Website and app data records
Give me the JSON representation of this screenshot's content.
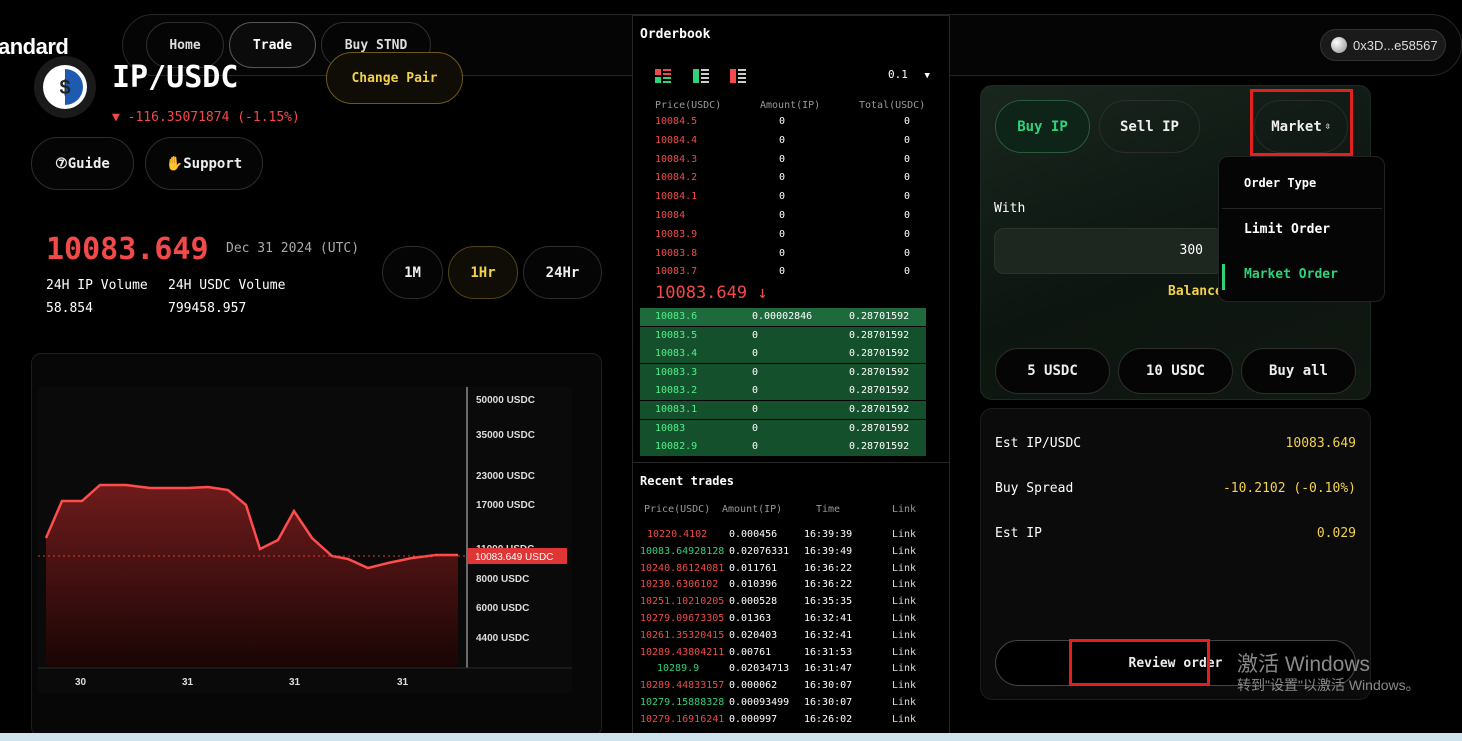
{
  "nav": {
    "brand": "andard",
    "home": "Home",
    "trade": "Trade",
    "buy_stnd": "Buy STND",
    "wallet": "0x3D...e58567"
  },
  "pair": {
    "title": "IP/USDC",
    "change": "▼ -116.35071874 (-1.15%)",
    "change_pair": "Change Pair",
    "guide": "⑦Guide",
    "support": "✋Support"
  },
  "stats": {
    "price": "10083.649",
    "date": "Dec 31 2024 (UTC)",
    "ip_volume_label": "24H IP Volume",
    "ip_volume": "58.854",
    "usdc_volume_label": "24H USDC Volume",
    "usdc_volume": "799458.957",
    "intervals": [
      "1M",
      "1Hr",
      "24Hr"
    ]
  },
  "chart_data": {
    "type": "area",
    "current_price_label": "10083.649 USDC",
    "y_ticks": [
      "50000 USDC",
      "35000 USDC",
      "23000 USDC",
      "17000 USDC",
      "11000 USDC",
      "8000 USDC",
      "6000 USDC",
      "4400 USDC"
    ],
    "x_ticks": [
      "30",
      "31",
      "31",
      "31"
    ],
    "colors": {
      "line": "#ff4d4d",
      "fill_top": "#6e1b1b",
      "fill_bottom": "#1a0505",
      "label_bg": "#e03535"
    }
  },
  "orderbook": {
    "title": "Orderbook",
    "tick": "0.1",
    "headers": [
      "Price(USDC)",
      "Amount(IP)",
      "Total(USDC)"
    ],
    "asks": [
      [
        "10084.5",
        "0",
        "0"
      ],
      [
        "10084.4",
        "0",
        "0"
      ],
      [
        "10084.3",
        "0",
        "0"
      ],
      [
        "10084.2",
        "0",
        "0"
      ],
      [
        "10084.1",
        "0",
        "0"
      ],
      [
        "10084",
        "0",
        "0"
      ],
      [
        "10083.9",
        "0",
        "0"
      ],
      [
        "10083.8",
        "0",
        "0"
      ],
      [
        "10083.7",
        "0",
        "0"
      ]
    ],
    "mid_price": "10083.649 ↓",
    "bids": [
      [
        "10083.6",
        "0.00002846",
        "0.28701592"
      ],
      [
        "10083.5",
        "0",
        "0.28701592"
      ],
      [
        "10083.4",
        "0",
        "0.28701592"
      ],
      [
        "10083.3",
        "0",
        "0.28701592"
      ],
      [
        "10083.2",
        "0",
        "0.28701592"
      ],
      [
        "10083.1",
        "0",
        "0.28701592"
      ],
      [
        "10083",
        "0",
        "0.28701592"
      ],
      [
        "10082.9",
        "0",
        "0.28701592"
      ]
    ]
  },
  "recent_trades": {
    "title": "Recent trades",
    "headers": [
      "Price(USDC)",
      "Amount(IP)",
      "Time",
      "Link"
    ],
    "rows": [
      {
        "price": "10220.4102",
        "amount": "0.000456",
        "time": "16:39:39",
        "link": "Link",
        "side": "sell"
      },
      {
        "price": "10083.64928128",
        "amount": "0.02076331",
        "time": "16:39:49",
        "link": "Link",
        "side": "buy"
      },
      {
        "price": "10240.86124081",
        "amount": "0.011761",
        "time": "16:36:22",
        "link": "Link",
        "side": "sell"
      },
      {
        "price": "10230.6306102",
        "amount": "0.010396",
        "time": "16:36:22",
        "link": "Link",
        "side": "sell"
      },
      {
        "price": "10251.10210205",
        "amount": "0.000528",
        "time": "16:35:35",
        "link": "Link",
        "side": "sell"
      },
      {
        "price": "10279.09673305",
        "amount": "0.01363",
        "time": "16:32:41",
        "link": "Link",
        "side": "sell"
      },
      {
        "price": "10261.35320415",
        "amount": "0.020403",
        "time": "16:32:41",
        "link": "Link",
        "side": "sell"
      },
      {
        "price": "10289.43804211",
        "amount": "0.00761",
        "time": "16:31:53",
        "link": "Link",
        "side": "sell"
      },
      {
        "price": "10289.9",
        "amount": "0.02034713",
        "time": "16:31:47",
        "link": "Link",
        "side": "buy"
      },
      {
        "price": "10289.44833157",
        "amount": "0.000062",
        "time": "16:30:07",
        "link": "Link",
        "side": "sell"
      },
      {
        "price": "10279.15888328",
        "amount": "0.00093499",
        "time": "16:30:07",
        "link": "Link",
        "side": "buy"
      },
      {
        "price": "10279.16916241",
        "amount": "0.000997",
        "time": "16:26:02",
        "link": "Link",
        "side": "sell"
      }
    ]
  },
  "order": {
    "buy_label": "Buy IP",
    "sell_label": "Sell IP",
    "type_selected": "Market",
    "with_label": "With",
    "amount_value": "300",
    "balance_label": "Balance",
    "quick": [
      "5 USDC",
      "10 USDC",
      "Buy all"
    ],
    "dropdown": {
      "header": "Order Type",
      "options": [
        "Limit Order",
        "Market Order"
      ],
      "selected": "Market Order"
    },
    "est_price_label": "Est IP/USDC",
    "est_price": "10083.649",
    "spread_label": "Buy Spread",
    "spread": "-10.2102 (-0.10%)",
    "est_ip_label": "Est IP",
    "est_ip": "0.029",
    "review": "Review order"
  },
  "watermark": {
    "line1": "激活 Windows",
    "line2": "转到\"设置\"以激活 Windows。"
  },
  "colors": {
    "accent_green": "#2fd27a",
    "accent_red": "#f24a4a",
    "gold": "#f2d24b"
  }
}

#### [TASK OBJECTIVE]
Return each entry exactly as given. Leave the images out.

#### [FINAL ANSWER]
Give me the JSON representation of this screenshot's content.
{
  "nav": {
    "brand": "andard",
    "home": "Home",
    "trade": "Trade",
    "buy_stnd": "Buy STND",
    "wallet": "0x3D...e58567"
  },
  "pair": {
    "title": "IP/USDC",
    "change": "▼ -116.35071874 (-1.15%)",
    "change_pair": "Change Pair",
    "guide": "⑦Guide",
    "support": "✋Support"
  },
  "stats": {
    "price": "10083.649",
    "date": "Dec 31 2024 (UTC)",
    "ip_volume_label": "24H IP Volume",
    "ip_volume": "58.854",
    "usdc_volume_label": "24H USDC Volume",
    "usdc_volume": "799458.957",
    "intervals": [
      "1M",
      "1Hr",
      "24Hr"
    ]
  },
  "chart_data": {
    "type": "area",
    "current_price_label": "10083.649 USDC",
    "y_ticks": [
      "50000 USDC",
      "35000 USDC",
      "23000 USDC",
      "17000 USDC",
      "11000 USDC",
      "8000 USDC",
      "6000 USDC",
      "4400 USDC"
    ],
    "x_ticks": [
      "30",
      "31",
      "31",
      "31"
    ],
    "colors": {
      "line": "#ff4d4d",
      "fill_top": "#6e1b1b",
      "fill_bottom": "#1a0505",
      "label_bg": "#e03535"
    }
  },
  "orderbook": {
    "title": "Orderbook",
    "tick": "0.1",
    "headers": [
      "Price(USDC)",
      "Amount(IP)",
      "Total(USDC)"
    ],
    "asks": [
      [
        "10084.5",
        "0",
        "0"
      ],
      [
        "10084.4",
        "0",
        "0"
      ],
      [
        "10084.3",
        "0",
        "0"
      ],
      [
        "10084.2",
        "0",
        "0"
      ],
      [
        "10084.1",
        "0",
        "0"
      ],
      [
        "10084",
        "0",
        "0"
      ],
      [
        "10083.9",
        "0",
        "0"
      ],
      [
        "10083.8",
        "0",
        "0"
      ],
      [
        "10083.7",
        "0",
        "0"
      ]
    ],
    "mid_price": "10083.649 ↓",
    "bids": [
      [
        "10083.6",
        "0.00002846",
        "0.28701592"
      ],
      [
        "10083.5",
        "0",
        "0.28701592"
      ],
      [
        "10083.4",
        "0",
        "0.28701592"
      ],
      [
        "10083.3",
        "0",
        "0.28701592"
      ],
      [
        "10083.2",
        "0",
        "0.28701592"
      ],
      [
        "10083.1",
        "0",
        "0.28701592"
      ],
      [
        "10083",
        "0",
        "0.28701592"
      ],
      [
        "10082.9",
        "0",
        "0.28701592"
      ]
    ]
  },
  "recent_trades": {
    "title": "Recent trades",
    "headers": [
      "Price(USDC)",
      "Amount(IP)",
      "Time",
      "Link"
    ],
    "rows": [
      {
        "price": "10220.4102",
        "amount": "0.000456",
        "time": "16:39:39",
        "link": "Link",
        "side": "sell"
      },
      {
        "price": "10083.64928128",
        "amount": "0.02076331",
        "time": "16:39:49",
        "link": "Link",
        "side": "buy"
      },
      {
        "price": "10240.86124081",
        "amount": "0.011761",
        "time": "16:36:22",
        "link": "Link",
        "side": "sell"
      },
      {
        "price": "10230.6306102",
        "amount": "0.010396",
        "time": "16:36:22",
        "link": "Link",
        "side": "sell"
      },
      {
        "price": "10251.10210205",
        "amount": "0.000528",
        "time": "16:35:35",
        "link": "Link",
        "side": "sell"
      },
      {
        "price": "10279.09673305",
        "amount": "0.01363",
        "time": "16:32:41",
        "link": "Link",
        "side": "sell"
      },
      {
        "price": "10261.35320415",
        "amount": "0.020403",
        "time": "16:32:41",
        "link": "Link",
        "side": "sell"
      },
      {
        "price": "10289.43804211",
        "amount": "0.00761",
        "time": "16:31:53",
        "link": "Link",
        "side": "sell"
      },
      {
        "price": "10289.9",
        "amount": "0.02034713",
        "time": "16:31:47",
        "link": "Link",
        "side": "buy"
      },
      {
        "price": "10289.44833157",
        "amount": "0.000062",
        "time": "16:30:07",
        "link": "Link",
        "side": "sell"
      },
      {
        "price": "10279.15888328",
        "amount": "0.00093499",
        "time": "16:30:07",
        "link": "Link",
        "side": "buy"
      },
      {
        "price": "10279.16916241",
        "amount": "0.000997",
        "time": "16:26:02",
        "link": "Link",
        "side": "sell"
      }
    ]
  },
  "order": {
    "buy_label": "Buy IP",
    "sell_label": "Sell IP",
    "type_selected": "Market",
    "with_label": "With",
    "amount_value": "300",
    "balance_label": "Balance",
    "quick": [
      "5 USDC",
      "10 USDC",
      "Buy all"
    ],
    "dropdown": {
      "header": "Order Type",
      "options": [
        "Limit Order",
        "Market Order"
      ],
      "selected": "Market Order"
    },
    "est_price_label": "Est IP/USDC",
    "est_price": "10083.649",
    "spread_label": "Buy Spread",
    "spread": "-10.2102 (-0.10%)",
    "est_ip_label": "Est IP",
    "est_ip": "0.029",
    "review": "Review order"
  },
  "watermark": {
    "line1": "激活 Windows",
    "line2": "转到\"设置\"以激活 Windows。"
  },
  "colors": {
    "accent_green": "#2fd27a",
    "accent_red": "#f24a4a",
    "gold": "#f2d24b"
  }
}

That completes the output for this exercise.